Many bloggers and others have rightly noted that amendments to the Crime and Courts Bill that were voted in the House of Commons on Monday have the potential to weigh unfairly on bloggers and other small publishers. The amendments relate to exemplary damages and court costs.
These amendments can be changed before they pass into law, though there is not much time.
The amendments are the work of Conservatives in government and not of Labour, the Liberal Democrats or for that matter Hacked Off.
They have not been endorsed in any way by Hacked Off. On the contrary, at the weekend we urged the three parties not to approve them finally there and then, but to leave time for them to be improved. The parties agreed to this.
For what it is worth, we believe the potential impact on bloggers and small publishers was unforeseen – an accident in the drafting – and we know of no reason why politicians might resist efforts to put things right.
The amendments go to the House of Lords on Monday for what is likely to be their last stage in Parliament. New changes, if they are to be adopted, have to be ready tomorrow.
We have been working hard, with the support of a legislative drafting specialist, to find the best way of changing the amendments so that the law does not bear down unfairly on bloggers and small publishers, and so that for almost all web-based publishers the provisions would actually give them protection. We will make our suggestions to the political parties very soon, and we expect to publish them as soon as practical after that.

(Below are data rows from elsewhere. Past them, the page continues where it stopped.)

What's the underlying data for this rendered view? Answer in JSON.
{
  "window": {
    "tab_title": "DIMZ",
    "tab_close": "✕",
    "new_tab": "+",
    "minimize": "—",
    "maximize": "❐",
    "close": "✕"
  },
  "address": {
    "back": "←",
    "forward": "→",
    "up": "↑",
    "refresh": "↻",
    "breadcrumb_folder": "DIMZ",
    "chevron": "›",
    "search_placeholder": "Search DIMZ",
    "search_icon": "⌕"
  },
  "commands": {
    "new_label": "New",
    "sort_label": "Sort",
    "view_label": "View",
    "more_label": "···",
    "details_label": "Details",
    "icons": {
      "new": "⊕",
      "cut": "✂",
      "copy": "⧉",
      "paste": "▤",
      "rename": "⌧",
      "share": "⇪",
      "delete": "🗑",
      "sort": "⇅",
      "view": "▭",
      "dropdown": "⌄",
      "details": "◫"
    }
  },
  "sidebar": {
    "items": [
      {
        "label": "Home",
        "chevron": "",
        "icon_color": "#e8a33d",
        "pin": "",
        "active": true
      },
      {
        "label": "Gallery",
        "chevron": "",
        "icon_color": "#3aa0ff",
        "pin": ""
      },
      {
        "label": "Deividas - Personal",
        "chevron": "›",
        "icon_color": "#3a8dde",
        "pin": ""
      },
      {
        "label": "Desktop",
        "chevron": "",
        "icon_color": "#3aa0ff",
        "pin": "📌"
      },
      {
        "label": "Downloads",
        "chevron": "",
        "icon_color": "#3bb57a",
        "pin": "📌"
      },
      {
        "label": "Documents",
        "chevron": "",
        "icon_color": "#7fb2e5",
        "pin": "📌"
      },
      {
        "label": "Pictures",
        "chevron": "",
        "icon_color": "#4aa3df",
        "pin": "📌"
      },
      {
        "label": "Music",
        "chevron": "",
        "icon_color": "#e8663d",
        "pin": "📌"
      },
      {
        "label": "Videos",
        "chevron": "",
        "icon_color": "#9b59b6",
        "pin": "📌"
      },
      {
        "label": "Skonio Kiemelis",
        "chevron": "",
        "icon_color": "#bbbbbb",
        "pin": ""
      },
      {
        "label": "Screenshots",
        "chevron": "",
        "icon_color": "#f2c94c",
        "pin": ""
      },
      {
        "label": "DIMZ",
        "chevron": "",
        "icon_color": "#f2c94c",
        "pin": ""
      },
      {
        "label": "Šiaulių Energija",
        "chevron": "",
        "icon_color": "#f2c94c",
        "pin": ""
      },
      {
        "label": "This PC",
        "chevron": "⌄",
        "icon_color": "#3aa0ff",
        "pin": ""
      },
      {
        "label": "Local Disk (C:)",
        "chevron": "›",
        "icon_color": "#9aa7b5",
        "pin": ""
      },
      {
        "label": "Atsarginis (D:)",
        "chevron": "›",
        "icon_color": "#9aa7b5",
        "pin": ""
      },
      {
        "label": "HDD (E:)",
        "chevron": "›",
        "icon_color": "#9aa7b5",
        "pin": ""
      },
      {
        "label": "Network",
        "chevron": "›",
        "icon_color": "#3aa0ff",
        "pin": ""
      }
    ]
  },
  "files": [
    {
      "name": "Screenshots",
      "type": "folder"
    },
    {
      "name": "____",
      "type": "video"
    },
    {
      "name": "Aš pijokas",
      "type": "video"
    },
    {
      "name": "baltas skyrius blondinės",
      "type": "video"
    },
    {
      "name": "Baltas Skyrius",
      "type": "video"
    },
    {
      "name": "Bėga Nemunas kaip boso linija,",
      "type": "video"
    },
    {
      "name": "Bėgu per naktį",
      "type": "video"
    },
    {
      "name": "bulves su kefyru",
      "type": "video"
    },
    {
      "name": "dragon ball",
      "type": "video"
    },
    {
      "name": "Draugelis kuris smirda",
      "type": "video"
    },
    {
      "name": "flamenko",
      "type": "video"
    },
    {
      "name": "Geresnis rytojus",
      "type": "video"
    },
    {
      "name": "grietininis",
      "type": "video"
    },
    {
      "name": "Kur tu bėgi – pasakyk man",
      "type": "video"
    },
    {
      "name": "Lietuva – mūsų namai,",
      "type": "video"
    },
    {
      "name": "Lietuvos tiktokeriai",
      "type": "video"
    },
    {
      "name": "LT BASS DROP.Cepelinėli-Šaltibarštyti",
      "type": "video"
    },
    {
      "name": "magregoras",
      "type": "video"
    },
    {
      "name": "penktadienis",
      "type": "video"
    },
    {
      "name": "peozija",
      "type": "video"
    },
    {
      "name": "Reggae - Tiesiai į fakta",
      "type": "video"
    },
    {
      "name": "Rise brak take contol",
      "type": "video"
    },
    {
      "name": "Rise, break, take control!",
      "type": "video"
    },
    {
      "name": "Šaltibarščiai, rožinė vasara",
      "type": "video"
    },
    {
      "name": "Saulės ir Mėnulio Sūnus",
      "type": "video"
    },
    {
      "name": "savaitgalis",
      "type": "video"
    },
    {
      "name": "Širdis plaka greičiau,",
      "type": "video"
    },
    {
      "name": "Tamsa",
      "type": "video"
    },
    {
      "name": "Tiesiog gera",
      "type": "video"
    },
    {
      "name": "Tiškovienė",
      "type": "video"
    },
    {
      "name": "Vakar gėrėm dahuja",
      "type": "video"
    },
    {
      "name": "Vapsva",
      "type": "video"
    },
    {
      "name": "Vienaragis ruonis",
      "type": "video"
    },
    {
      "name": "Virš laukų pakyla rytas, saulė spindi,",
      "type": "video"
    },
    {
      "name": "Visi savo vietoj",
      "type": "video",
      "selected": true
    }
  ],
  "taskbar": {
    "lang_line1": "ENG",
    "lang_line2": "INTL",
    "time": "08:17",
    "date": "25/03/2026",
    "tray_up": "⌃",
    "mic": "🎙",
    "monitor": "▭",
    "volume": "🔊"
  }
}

If the amendments that we propose are accepted, almost all bloggers, with a very few, rare exceptions, will be completely untouched by the changes.